Study material
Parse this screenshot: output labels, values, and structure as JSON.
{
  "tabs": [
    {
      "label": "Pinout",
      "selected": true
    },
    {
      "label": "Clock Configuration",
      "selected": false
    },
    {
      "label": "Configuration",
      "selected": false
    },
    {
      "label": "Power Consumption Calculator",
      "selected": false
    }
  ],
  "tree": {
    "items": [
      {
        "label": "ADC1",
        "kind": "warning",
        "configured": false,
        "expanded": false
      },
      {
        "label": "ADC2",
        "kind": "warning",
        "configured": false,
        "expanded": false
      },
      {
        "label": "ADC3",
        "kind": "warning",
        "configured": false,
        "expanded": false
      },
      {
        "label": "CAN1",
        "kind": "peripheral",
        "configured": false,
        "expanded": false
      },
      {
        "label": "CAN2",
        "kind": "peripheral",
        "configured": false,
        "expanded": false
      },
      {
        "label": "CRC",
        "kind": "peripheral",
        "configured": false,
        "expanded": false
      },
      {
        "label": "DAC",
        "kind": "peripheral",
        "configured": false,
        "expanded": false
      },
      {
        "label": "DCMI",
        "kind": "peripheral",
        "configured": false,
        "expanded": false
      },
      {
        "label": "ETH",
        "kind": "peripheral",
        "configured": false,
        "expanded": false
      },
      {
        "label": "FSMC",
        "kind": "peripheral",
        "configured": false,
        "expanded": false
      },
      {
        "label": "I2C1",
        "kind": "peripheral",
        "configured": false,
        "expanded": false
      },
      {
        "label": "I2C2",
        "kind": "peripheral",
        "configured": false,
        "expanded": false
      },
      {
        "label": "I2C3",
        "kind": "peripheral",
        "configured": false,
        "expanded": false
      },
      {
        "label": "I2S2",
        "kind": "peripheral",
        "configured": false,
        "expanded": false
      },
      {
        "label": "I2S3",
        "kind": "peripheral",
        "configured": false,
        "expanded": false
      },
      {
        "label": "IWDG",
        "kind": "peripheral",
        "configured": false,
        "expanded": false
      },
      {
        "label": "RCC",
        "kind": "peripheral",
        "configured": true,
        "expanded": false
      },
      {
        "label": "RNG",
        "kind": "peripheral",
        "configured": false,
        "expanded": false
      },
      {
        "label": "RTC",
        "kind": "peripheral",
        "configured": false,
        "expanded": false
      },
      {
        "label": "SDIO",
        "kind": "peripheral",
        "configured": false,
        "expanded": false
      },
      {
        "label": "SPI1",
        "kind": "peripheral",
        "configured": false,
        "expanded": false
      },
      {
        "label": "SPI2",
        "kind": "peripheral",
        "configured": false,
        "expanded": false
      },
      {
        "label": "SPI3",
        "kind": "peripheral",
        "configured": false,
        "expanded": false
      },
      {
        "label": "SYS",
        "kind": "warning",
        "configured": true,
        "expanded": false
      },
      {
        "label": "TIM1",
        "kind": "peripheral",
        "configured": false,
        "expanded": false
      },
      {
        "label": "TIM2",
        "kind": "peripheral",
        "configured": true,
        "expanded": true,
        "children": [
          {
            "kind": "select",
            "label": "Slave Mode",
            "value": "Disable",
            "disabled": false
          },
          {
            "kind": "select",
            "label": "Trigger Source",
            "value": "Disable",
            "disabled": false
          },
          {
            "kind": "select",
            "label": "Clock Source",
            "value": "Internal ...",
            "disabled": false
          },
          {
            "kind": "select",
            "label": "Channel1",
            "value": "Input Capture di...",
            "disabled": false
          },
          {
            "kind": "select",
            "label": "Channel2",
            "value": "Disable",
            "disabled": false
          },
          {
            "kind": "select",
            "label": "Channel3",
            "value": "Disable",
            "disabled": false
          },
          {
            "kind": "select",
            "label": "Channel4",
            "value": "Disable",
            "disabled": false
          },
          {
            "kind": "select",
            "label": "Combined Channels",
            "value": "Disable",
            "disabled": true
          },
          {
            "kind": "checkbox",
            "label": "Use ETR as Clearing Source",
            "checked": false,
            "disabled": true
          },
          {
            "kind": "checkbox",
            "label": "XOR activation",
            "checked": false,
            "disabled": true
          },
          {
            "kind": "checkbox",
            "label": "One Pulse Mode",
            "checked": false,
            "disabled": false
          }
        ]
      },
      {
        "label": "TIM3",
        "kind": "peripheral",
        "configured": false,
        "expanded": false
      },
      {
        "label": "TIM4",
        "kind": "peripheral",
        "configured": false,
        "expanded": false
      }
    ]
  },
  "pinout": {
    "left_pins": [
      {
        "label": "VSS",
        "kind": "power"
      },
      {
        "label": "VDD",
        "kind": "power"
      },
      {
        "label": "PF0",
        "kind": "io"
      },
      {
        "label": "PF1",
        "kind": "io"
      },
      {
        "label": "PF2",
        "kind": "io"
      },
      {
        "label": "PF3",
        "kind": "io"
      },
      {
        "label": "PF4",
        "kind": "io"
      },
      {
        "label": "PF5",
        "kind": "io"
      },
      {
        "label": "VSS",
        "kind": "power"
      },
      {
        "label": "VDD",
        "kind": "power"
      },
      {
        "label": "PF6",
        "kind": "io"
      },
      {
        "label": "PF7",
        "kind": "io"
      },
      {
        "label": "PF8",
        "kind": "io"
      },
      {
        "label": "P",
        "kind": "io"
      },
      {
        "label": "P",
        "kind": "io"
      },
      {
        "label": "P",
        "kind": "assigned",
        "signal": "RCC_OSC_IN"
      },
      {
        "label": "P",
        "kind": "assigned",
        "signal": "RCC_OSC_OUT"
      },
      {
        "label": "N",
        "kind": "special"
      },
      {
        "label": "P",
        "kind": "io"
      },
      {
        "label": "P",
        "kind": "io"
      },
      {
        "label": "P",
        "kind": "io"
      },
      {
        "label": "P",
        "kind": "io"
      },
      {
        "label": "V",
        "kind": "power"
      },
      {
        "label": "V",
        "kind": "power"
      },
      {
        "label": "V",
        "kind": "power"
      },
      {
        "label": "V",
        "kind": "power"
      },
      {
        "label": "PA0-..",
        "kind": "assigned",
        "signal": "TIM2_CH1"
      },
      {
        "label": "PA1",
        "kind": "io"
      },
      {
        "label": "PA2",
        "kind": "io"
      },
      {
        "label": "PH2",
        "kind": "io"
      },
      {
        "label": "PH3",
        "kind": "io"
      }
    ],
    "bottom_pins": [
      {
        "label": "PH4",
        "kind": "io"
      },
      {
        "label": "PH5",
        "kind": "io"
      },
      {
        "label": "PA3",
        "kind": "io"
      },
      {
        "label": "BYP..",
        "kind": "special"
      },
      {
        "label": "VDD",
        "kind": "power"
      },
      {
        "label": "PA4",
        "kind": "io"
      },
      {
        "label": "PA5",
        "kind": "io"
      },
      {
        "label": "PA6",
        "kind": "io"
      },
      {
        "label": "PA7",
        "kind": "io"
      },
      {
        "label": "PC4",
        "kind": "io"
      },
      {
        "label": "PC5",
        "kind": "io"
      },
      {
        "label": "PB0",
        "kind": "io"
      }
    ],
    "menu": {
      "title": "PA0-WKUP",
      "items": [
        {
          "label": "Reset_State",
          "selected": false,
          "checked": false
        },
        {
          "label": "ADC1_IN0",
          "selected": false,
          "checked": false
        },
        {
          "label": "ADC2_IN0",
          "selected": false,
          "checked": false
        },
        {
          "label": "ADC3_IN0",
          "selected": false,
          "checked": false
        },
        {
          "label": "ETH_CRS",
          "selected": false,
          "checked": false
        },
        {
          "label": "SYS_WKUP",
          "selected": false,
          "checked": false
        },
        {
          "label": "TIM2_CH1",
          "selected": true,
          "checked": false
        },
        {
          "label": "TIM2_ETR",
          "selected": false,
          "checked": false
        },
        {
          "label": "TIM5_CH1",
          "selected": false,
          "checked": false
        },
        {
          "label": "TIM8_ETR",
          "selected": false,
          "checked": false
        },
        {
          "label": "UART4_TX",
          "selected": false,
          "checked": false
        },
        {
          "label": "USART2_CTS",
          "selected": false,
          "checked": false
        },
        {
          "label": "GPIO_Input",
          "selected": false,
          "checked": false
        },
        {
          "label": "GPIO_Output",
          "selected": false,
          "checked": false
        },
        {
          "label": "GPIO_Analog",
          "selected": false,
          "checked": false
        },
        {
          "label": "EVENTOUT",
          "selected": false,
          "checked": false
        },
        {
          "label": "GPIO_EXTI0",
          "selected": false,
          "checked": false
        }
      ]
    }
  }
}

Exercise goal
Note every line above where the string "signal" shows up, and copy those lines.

Response
        "signal": "RCC_OSC_IN"
        "signal": "RCC_OSC_OUT"
        "signal": "TIM2_CH1"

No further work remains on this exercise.